*** Block opens ***
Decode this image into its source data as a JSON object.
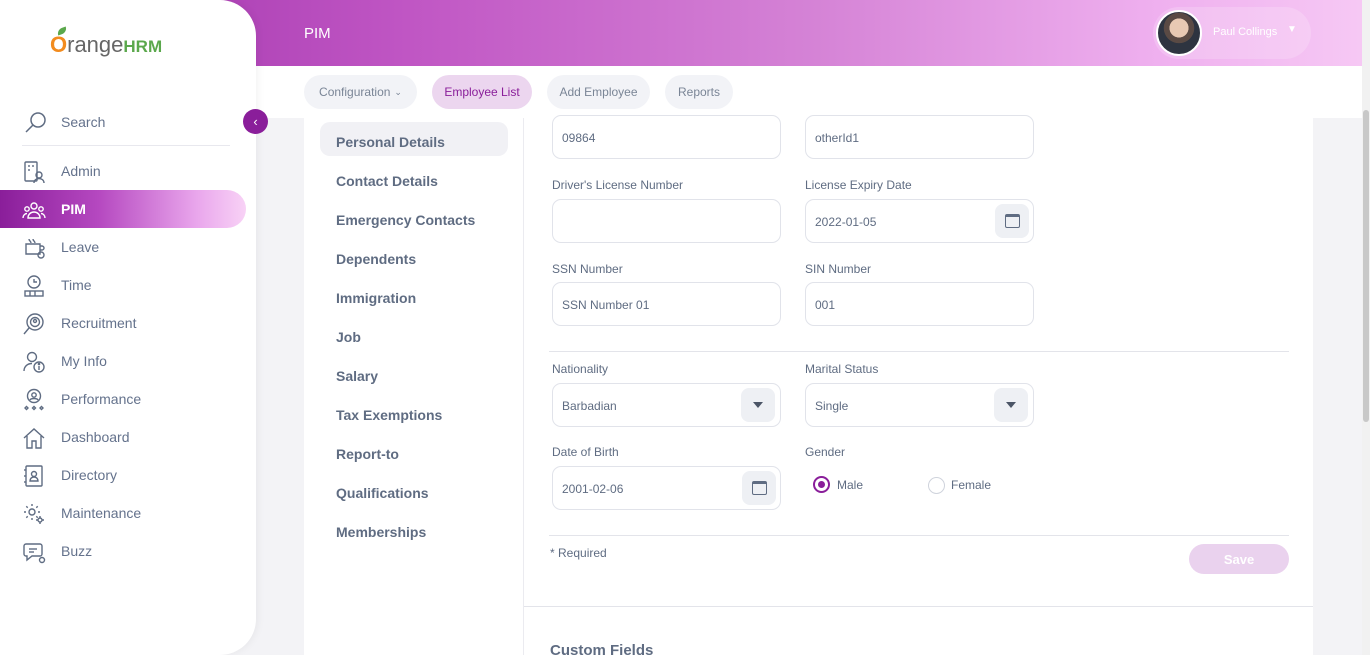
{
  "header": {
    "module_title": "PIM",
    "user_name": "Paul Collings"
  },
  "tabs": [
    {
      "label": "Configuration",
      "has_chevron": true
    },
    {
      "label": "Employee List",
      "active": true
    },
    {
      "label": "Add Employee"
    },
    {
      "label": "Reports"
    }
  ],
  "brand": {
    "logo_o": "O",
    "logo_range": "range",
    "logo_hrm": "HRM"
  },
  "sidebar": {
    "search_label": "Search",
    "items": [
      {
        "label": "Admin",
        "icon": "admin-icon"
      },
      {
        "label": "PIM",
        "icon": "pim-icon",
        "active": true
      },
      {
        "label": "Leave",
        "icon": "leave-icon"
      },
      {
        "label": "Time",
        "icon": "time-icon"
      },
      {
        "label": "Recruitment",
        "icon": "recruitment-icon"
      },
      {
        "label": "My Info",
        "icon": "my-info-icon"
      },
      {
        "label": "Performance",
        "icon": "performance-icon"
      },
      {
        "label": "Dashboard",
        "icon": "dashboard-icon"
      },
      {
        "label": "Directory",
        "icon": "directory-icon"
      },
      {
        "label": "Maintenance",
        "icon": "maintenance-icon"
      },
      {
        "label": "Buzz",
        "icon": "buzz-icon"
      }
    ]
  },
  "subnav": [
    {
      "label": "Personal Details",
      "active": true
    },
    {
      "label": "Contact Details"
    },
    {
      "label": "Emergency Contacts"
    },
    {
      "label": "Dependents"
    },
    {
      "label": "Immigration"
    },
    {
      "label": "Job"
    },
    {
      "label": "Salary"
    },
    {
      "label": "Tax Exemptions"
    },
    {
      "label": "Report-to"
    },
    {
      "label": "Qualifications"
    },
    {
      "label": "Memberships"
    }
  ],
  "form": {
    "employee_id_value": "09864",
    "other_id_value": "otherId1",
    "drivers_license_label": "Driver's License Number",
    "drivers_license_value": "",
    "license_expiry_label": "License Expiry Date",
    "license_expiry_value": "2022-01-05",
    "ssn_label": "SSN Number",
    "ssn_value": "SSN Number 01",
    "sin_label": "SIN Number",
    "sin_value": "001",
    "nationality_label": "Nationality",
    "nationality_value": "Barbadian",
    "marital_label": "Marital Status",
    "marital_value": "Single",
    "dob_label": "Date of Birth",
    "dob_value": "2001-02-06",
    "gender_label": "Gender",
    "gender_options": [
      "Male",
      "Female"
    ],
    "gender_selected": "Male",
    "required_note": "* Required",
    "save_label": "Save"
  },
  "custom_fields_title": "Custom Fields",
  "colors": {
    "accent": "#8a1e9a",
    "header_start": "#9c2fa8",
    "header_end": "#f6c8f4"
  }
}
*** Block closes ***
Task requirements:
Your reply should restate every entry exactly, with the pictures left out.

Result for this exercise:
Decode this image into its source data as a JSON object.
{
  "header": {
    "module_title": "PIM",
    "user_name": "Paul Collings"
  },
  "tabs": [
    {
      "label": "Configuration",
      "has_chevron": true
    },
    {
      "label": "Employee List",
      "active": true
    },
    {
      "label": "Add Employee"
    },
    {
      "label": "Reports"
    }
  ],
  "brand": {
    "logo_o": "O",
    "logo_range": "range",
    "logo_hrm": "HRM"
  },
  "sidebar": {
    "search_label": "Search",
    "items": [
      {
        "label": "Admin",
        "icon": "admin-icon"
      },
      {
        "label": "PIM",
        "icon": "pim-icon",
        "active": true
      },
      {
        "label": "Leave",
        "icon": "leave-icon"
      },
      {
        "label": "Time",
        "icon": "time-icon"
      },
      {
        "label": "Recruitment",
        "icon": "recruitment-icon"
      },
      {
        "label": "My Info",
        "icon": "my-info-icon"
      },
      {
        "label": "Performance",
        "icon": "performance-icon"
      },
      {
        "label": "Dashboard",
        "icon": "dashboard-icon"
      },
      {
        "label": "Directory",
        "icon": "directory-icon"
      },
      {
        "label": "Maintenance",
        "icon": "maintenance-icon"
      },
      {
        "label": "Buzz",
        "icon": "buzz-icon"
      }
    ]
  },
  "subnav": [
    {
      "label": "Personal Details",
      "active": true
    },
    {
      "label": "Contact Details"
    },
    {
      "label": "Emergency Contacts"
    },
    {
      "label": "Dependents"
    },
    {
      "label": "Immigration"
    },
    {
      "label": "Job"
    },
    {
      "label": "Salary"
    },
    {
      "label": "Tax Exemptions"
    },
    {
      "label": "Report-to"
    },
    {
      "label": "Qualifications"
    },
    {
      "label": "Memberships"
    }
  ],
  "form": {
    "employee_id_value": "09864",
    "other_id_value": "otherId1",
    "drivers_license_label": "Driver's License Number",
    "drivers_license_value": "",
    "license_expiry_label": "License Expiry Date",
    "license_expiry_value": "2022-01-05",
    "ssn_label": "SSN Number",
    "ssn_value": "SSN Number 01",
    "sin_label": "SIN Number",
    "sin_value": "001",
    "nationality_label": "Nationality",
    "nationality_value": "Barbadian",
    "marital_label": "Marital Status",
    "marital_value": "Single",
    "dob_label": "Date of Birth",
    "dob_value": "2001-02-06",
    "gender_label": "Gender",
    "gender_options": [
      "Male",
      "Female"
    ],
    "gender_selected": "Male",
    "required_note": "* Required",
    "save_label": "Save"
  },
  "custom_fields_title": "Custom Fields",
  "colors": {
    "accent": "#8a1e9a",
    "header_start": "#9c2fa8",
    "header_end": "#f6c8f4"
  }
}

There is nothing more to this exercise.